RECORDS SUPPLIED below:

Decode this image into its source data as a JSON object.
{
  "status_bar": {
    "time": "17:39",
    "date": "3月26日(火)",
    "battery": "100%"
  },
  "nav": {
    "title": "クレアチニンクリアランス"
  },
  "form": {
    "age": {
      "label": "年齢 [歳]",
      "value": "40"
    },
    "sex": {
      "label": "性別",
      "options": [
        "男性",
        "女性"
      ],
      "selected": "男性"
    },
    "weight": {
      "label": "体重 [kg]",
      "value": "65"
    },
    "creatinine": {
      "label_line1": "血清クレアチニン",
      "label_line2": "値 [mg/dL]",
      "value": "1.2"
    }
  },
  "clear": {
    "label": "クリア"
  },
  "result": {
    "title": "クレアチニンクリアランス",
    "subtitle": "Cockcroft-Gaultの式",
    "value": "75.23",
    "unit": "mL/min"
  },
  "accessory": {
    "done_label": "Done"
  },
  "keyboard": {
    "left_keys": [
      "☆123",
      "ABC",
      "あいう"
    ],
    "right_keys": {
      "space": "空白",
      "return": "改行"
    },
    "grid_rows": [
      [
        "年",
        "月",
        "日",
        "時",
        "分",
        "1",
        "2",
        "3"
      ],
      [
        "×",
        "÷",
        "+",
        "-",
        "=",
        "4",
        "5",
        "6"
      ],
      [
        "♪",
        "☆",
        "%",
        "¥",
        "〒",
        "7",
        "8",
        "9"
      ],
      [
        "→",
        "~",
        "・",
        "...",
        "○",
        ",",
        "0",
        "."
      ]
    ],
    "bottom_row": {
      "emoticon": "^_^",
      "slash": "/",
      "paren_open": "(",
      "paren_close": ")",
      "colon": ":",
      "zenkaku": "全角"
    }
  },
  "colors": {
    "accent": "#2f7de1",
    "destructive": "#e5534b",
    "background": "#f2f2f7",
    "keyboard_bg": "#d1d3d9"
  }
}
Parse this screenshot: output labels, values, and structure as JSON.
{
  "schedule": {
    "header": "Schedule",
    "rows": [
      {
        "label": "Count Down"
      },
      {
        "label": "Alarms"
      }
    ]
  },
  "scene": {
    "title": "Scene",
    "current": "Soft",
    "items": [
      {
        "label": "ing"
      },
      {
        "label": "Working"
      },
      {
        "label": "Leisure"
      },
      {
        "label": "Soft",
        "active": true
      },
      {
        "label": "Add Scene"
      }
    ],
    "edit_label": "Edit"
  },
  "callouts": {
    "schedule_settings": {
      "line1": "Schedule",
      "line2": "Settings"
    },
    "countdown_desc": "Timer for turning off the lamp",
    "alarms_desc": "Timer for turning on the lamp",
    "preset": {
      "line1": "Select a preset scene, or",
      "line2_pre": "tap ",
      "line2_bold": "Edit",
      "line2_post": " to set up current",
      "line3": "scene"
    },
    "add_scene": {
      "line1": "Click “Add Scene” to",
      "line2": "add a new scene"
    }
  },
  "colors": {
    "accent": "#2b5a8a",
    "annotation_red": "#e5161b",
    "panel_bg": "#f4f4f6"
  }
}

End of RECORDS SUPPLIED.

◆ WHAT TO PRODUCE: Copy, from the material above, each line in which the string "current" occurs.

◆ WRITTEN REPLY:
    "current": "Soft",
      "line2_post": " to set up current",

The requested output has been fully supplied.